Pre-bereavement meaning and post-bereavement distress in mothers of children who underwent haematopoietic stem cell transplantation

Lisa Wu, George Bonanno, Katherine DuHamel, William H. Redd, Christine Rini, Jane Austin, Nancy Nereo, Jamie Ostroff, Susan Parsons, Richard Martini, Sharon Williams, Laura Mee, Sandra Sexson, Sharon Manne

Research output: Contribution to journalArticle

23 Scopus citations


Objectives. The purpose of this study was to explore the association of meaning-making with psychological adjustment to bereavement among mothers of children who had undergone haematopoietic stem cell transplantation (HSCT). Design. A prospective research design was used. Regression analyses were conducted to determine the relations between pre-bereavement variables (distress, searching for meaning, and finding meaning) and distress post-bereavement. Methods. Thirty-five mothers of children who had undergone HSCT were interviewed at the time of their child's HSCT and 3 months post-bereavement. Results. Mothers who reported searching for meaning at HSCT reported greater post-bereavement distress, and mothers who reported finding meaning at HSCT reported less post-bereavement distress. Distress at HSCT and the number of days between the time of death and the post-bereavement time point were also found to be significant predictors of post-bereavement distress. Conclusions. This study provides partial support for the role of meaning in adjustment to loss.

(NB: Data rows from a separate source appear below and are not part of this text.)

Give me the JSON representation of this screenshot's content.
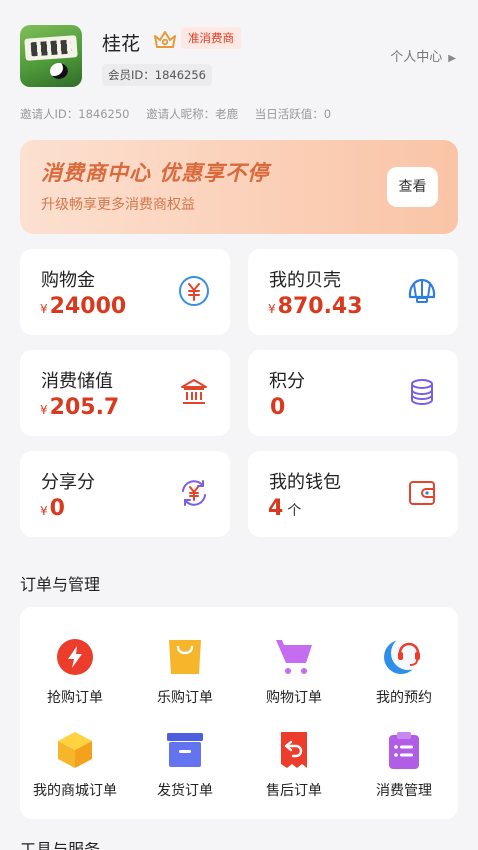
{
  "profile": {
    "name": "桂花",
    "tier_badge": "准消费商",
    "member_id": "会员ID：1846256",
    "center_link": "个人中心"
  },
  "invite": {
    "inviter_id": "邀请人ID：1846250",
    "inviter_nickname": "邀请人昵称：老鹿",
    "active_today": "当日活跃值：0"
  },
  "banner": {
    "title": "消费商中心  优惠享不停",
    "subtitle": "升级畅享更多消费商权益",
    "button": "查看"
  },
  "assets": [
    {
      "label": "购物金",
      "currency": "¥",
      "value": "24000",
      "icon": "yuan-circle-icon"
    },
    {
      "label": "我的贝壳",
      "currency": "¥",
      "value": "870.43",
      "icon": "shell-icon"
    },
    {
      "label": "消费储值",
      "currency": "¥",
      "value": "205.7",
      "icon": "bank-icon"
    },
    {
      "label": "积分",
      "currency": "",
      "value": "0",
      "icon": "coin-stack-icon"
    },
    {
      "label": "分享分",
      "currency": "¥",
      "value": "0",
      "icon": "yuan-exchange-icon"
    },
    {
      "label": "我的钱包",
      "currency": "",
      "value": "4",
      "unit": "个",
      "icon": "wallet-icon"
    }
  ],
  "orders_section": {
    "title": "订单与管理",
    "items": [
      {
        "label": "抢购订单",
        "icon": "lightning-icon"
      },
      {
        "label": "乐购订单",
        "icon": "shopping-bag-icon"
      },
      {
        "label": "购物订单",
        "icon": "cart-icon"
      },
      {
        "label": "我的预约",
        "icon": "headset-icon"
      },
      {
        "label": "我的商城订单",
        "icon": "box-icon"
      },
      {
        "label": "发货订单",
        "icon": "archive-box-icon"
      },
      {
        "label": "售后订单",
        "icon": "return-icon"
      },
      {
        "label": "消费管理",
        "icon": "clipboard-icon"
      }
    ]
  },
  "next_section": {
    "title": "工具与服务"
  },
  "colors": {
    "accent_red": "#d9391e",
    "banner_orange": "#d96a3c",
    "background": "#f5f5f7"
  }
}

Original languageEnglish (US)
Pages (from-to)419-433
Number of pages15
JournalBritish Journal of Health Psychology
Issue number3
Publication statusPublished - Sep 1 2008
Externally publishedYes


ASJC Scopus subject areas

  • Applied Psychology

Cite this